The Court of Appeals has recognized that excluding evidence defendant had a valid concealed pistol license (“CPL”) during his trial for felony-firearm, was an error so severe that the defendant was entitled to a new trial. In the consolidated cases of People v. Powell, defendant was charged with felony-firearm and possession with intent to deliver marijuana. The government argued that the defendant possessed the gun in furtherance of the drug crime--noting that handguns are often tools of the drug trade. Defendant argued that he was innocently present in the apartment of another individual, who possessed the drugs, and that he was carrying a handgun legally pursuant to his CPL. Further, he asserted that the CPL stregthened his defense--namely, that he legally posessed the handgun for reasons unconnected to the drug trade. The trial court initially excluded evidence that defendant had a valid CPL. After defendant was convicted, the court granted defendant’s motion for a new trial. In that holding, the trial court concluded that its previous ruling, excluding the CPL evidence, was an abuse of discretion because the evidence was both relevant and admissible.
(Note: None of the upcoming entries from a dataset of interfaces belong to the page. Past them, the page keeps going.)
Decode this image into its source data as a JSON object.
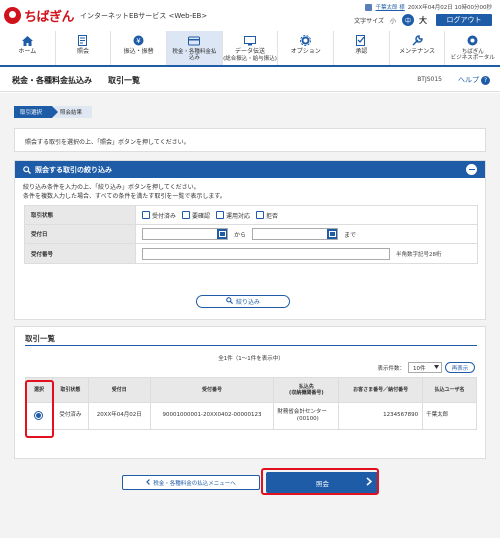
{
  "header": {
    "brand": "ちばぎん",
    "service": "インターネットEBサービス <Web-EB>",
    "user_name": "千葉太郎 様",
    "last_login": "20XX年04月02日 10時00分00秒",
    "font_size_label": "文字サイズ",
    "font_small": "小",
    "font_medium": "中",
    "font_large": "大",
    "logout": "ログアウト"
  },
  "nav": {
    "items": [
      {
        "label": "ホーム",
        "icon": "home-icon"
      },
      {
        "label": "照会",
        "icon": "inquiry-icon"
      },
      {
        "label": "振込・振替",
        "icon": "transfer-icon"
      },
      {
        "label": "税金・各種料金払込み",
        "icon": "tax-payment-icon",
        "active": true
      },
      {
        "label": "データ伝送",
        "sub": "(総合振込・給与振込)",
        "icon": "data-transfer-icon"
      },
      {
        "label": "オプション",
        "icon": "option-icon"
      },
      {
        "label": "承認",
        "icon": "approval-icon"
      },
      {
        "label": "メンテナンス",
        "icon": "maintenance-icon"
      },
      {
        "label": "ちばぎん",
        "sub": "ビジネスポータル",
        "icon": "portal-icon"
      }
    ]
  },
  "page": {
    "title": "税金・各種料金払込み　　取引一覧",
    "screen_id": "BTJS015",
    "help": "ヘルプ"
  },
  "steps": [
    "取引選択",
    "照会結果"
  ],
  "instruction": "照会する取引を選択の上、「照会」ボタンを押してください。",
  "filter": {
    "title": "照会する取引の絞り込み",
    "desc1": "絞り込み条件を入力の上、「絞り込み」ボタンを押してください。",
    "desc2": "条件を複数入力した場合、すべての条件を満たす取引を一覧で表示します。",
    "status_label": "取引状態",
    "status_options": [
      "受付済み",
      "要確認",
      "運用対応",
      "拒否"
    ],
    "date_label": "受付日",
    "date_from_sep": "から",
    "date_to_sep": "まで",
    "number_label": "受付番号",
    "number_hint": "半角数字記号28桁",
    "button": "絞り込み"
  },
  "list": {
    "title": "取引一覧",
    "count": "全1件（1～1件を表示中）",
    "display_label": "表示件数：",
    "display_value": "10件",
    "redisplay": "再表示",
    "headers": [
      "選択",
      "取引状態",
      "受付日",
      "受付番号",
      "払込先\n(収納機関番号)",
      "お客さま番号／納付番号",
      "払込ユーザ名"
    ],
    "rows": [
      {
        "status": "受付済み",
        "date": "20XX年04月02日",
        "number": "90001000001-20XX0402-00000123",
        "payee": "財務省会計センター",
        "payee_code": "(00100)",
        "customer_no": "1234567890",
        "user": "千葉太郎"
      }
    ]
  },
  "buttons": {
    "back": "税金・各種料金の払込メニューへ",
    "inquiry": "照会"
  },
  "colors": {
    "accent": "#1f5ca8",
    "brand": "#d0121b",
    "highlight": "#e3101f"
  }
}
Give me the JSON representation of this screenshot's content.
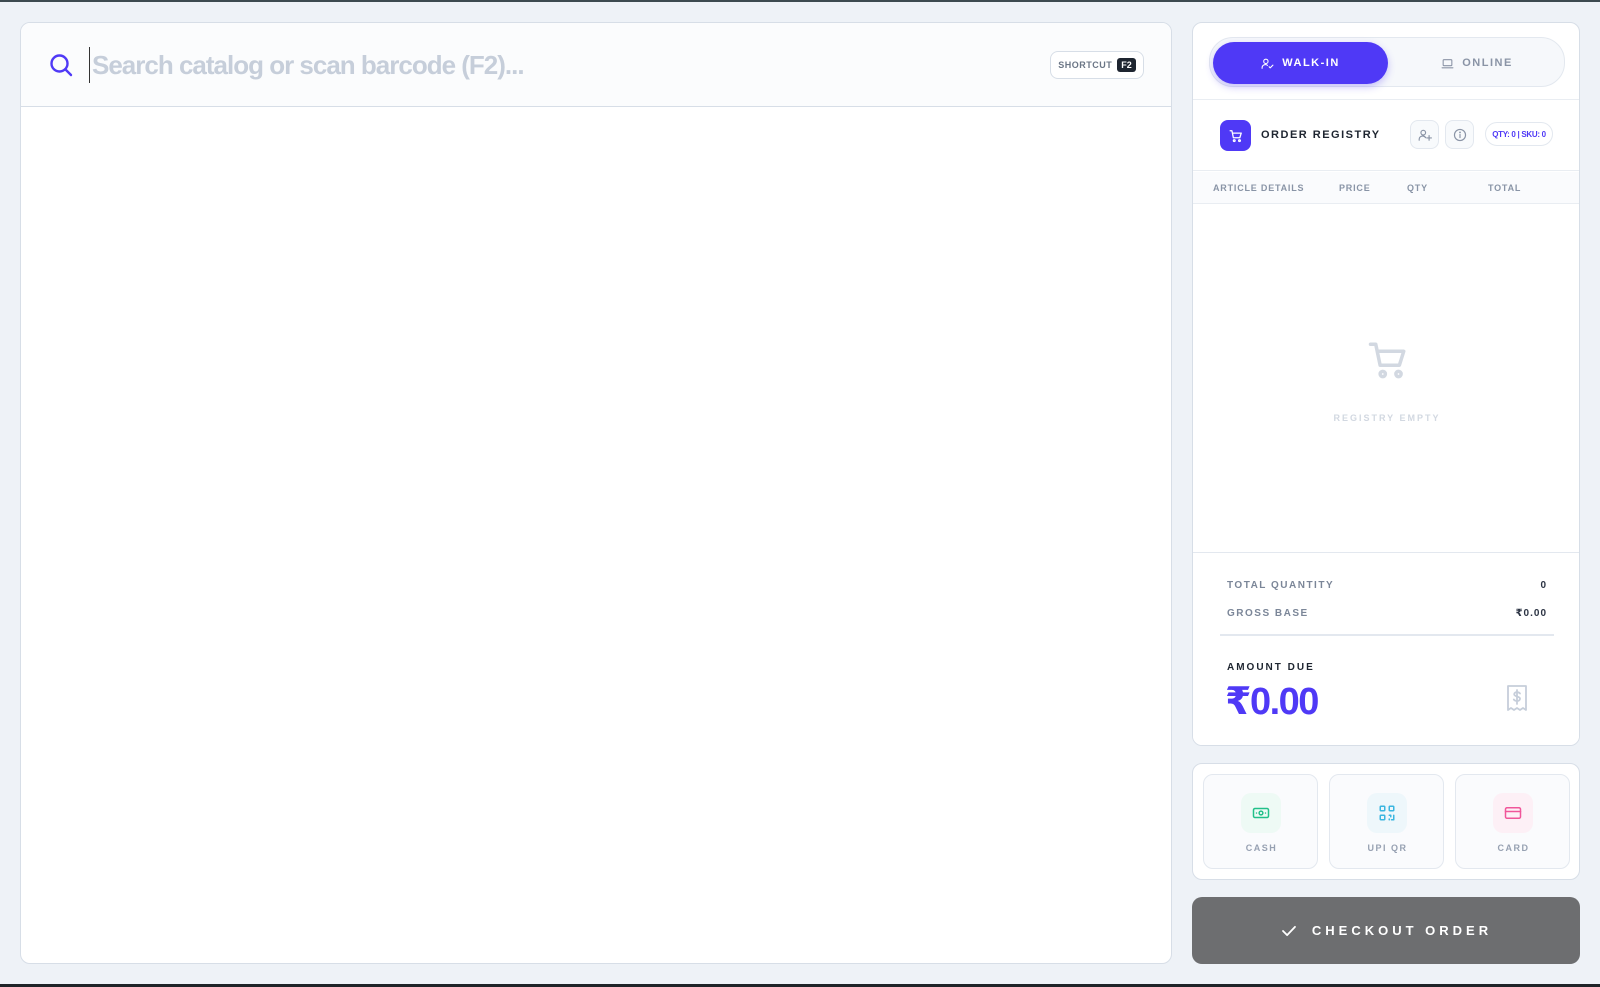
{
  "search": {
    "placeholder": "Search catalog or scan barcode (F2)...",
    "shortcut_label": "SHORTCUT",
    "shortcut_key": "F2"
  },
  "mode": {
    "walkin_label": "WALK-IN",
    "online_label": "ONLINE",
    "active": "walk-in"
  },
  "registry": {
    "title": "ORDER REGISTRY",
    "qty_summary": "QTY: 0 | SKU: 0",
    "columns": [
      "ARTICLE DETAILS",
      "PRICE",
      "QTY",
      "TOTAL"
    ],
    "empty_label": "REGISTRY EMPTY"
  },
  "totals": {
    "total_quantity_label": "TOTAL QUANTITY",
    "total_quantity_value": "0",
    "gross_base_label": "GROSS BASE",
    "gross_base_value": "₹0.00",
    "amount_due_label": "AMOUNT DUE",
    "amount_due_value": "₹0.00"
  },
  "payment": {
    "methods": [
      {
        "label": "CASH",
        "icon": "banknote-icon",
        "color": "#22c08a",
        "bg": "#eefaf5"
      },
      {
        "label": "UPI QR",
        "icon": "qr-code-icon",
        "color": "#3bb6e0",
        "bg": "#eef7fb"
      },
      {
        "label": "CARD",
        "icon": "credit-card-icon",
        "color": "#f0569a",
        "bg": "#fdf0f6"
      }
    ]
  },
  "checkout": {
    "label": "CHECKOUT ORDER"
  },
  "colors": {
    "accent": "#4f39f6",
    "checkout_bg": "#6d6e70"
  }
}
The Court reasoned that the CPL license “lent credibility” to the argument that he legally possessed the handgun and it was not merely a tool of the drug trade. As such, the Court held that the trial court was within its discretion to grant the defendant’s motion for a new trial either under MCR 2.699(A)(1)(a), which allows a court to grant a new trial whenever a defendant’s “substantial rights are materially affected [by] an . . . abuse of discretion which denied [defendant] a fair trial,” or based on the fact that the exclusion of the CPL would have require reversal on appeal. Either way, the Court affirmed the trial court’s decision to grant defendant’s motion for a new trial.
Additionally, defendant argued that, as applied, MCL 750.227b (the felony-firearm statute) violated his constitutional right to bear arms because the jury acquitted him of the underlying felony of possession with the intent to deliver marijuana. The Court disagreed and held that the statute was not unconstitutional as applied because a jury could have properly concluded that the defendant was not guilty of possession with intent to deliver pursuant to MCL 333.7401(2)(d)(iii) but that he did possess marijuana with the intent to deliver pursuant to that factor in MCL 750.227b. Moreover, the Court held that the trial court’s instruction following a note from the jury to continue its deliberations did not violate defendant’s right to be present and have counsel at a critical stage of trial. It reasoned that the jury instruction was merely administrative in nature and defendant did not object to the instruction once the trial court later raised the subject on the record. Accordingly, there was no presumption that the instruction prejudiced defendant, and the failure to object constituted “evidence that the instruction was not prejudicial.”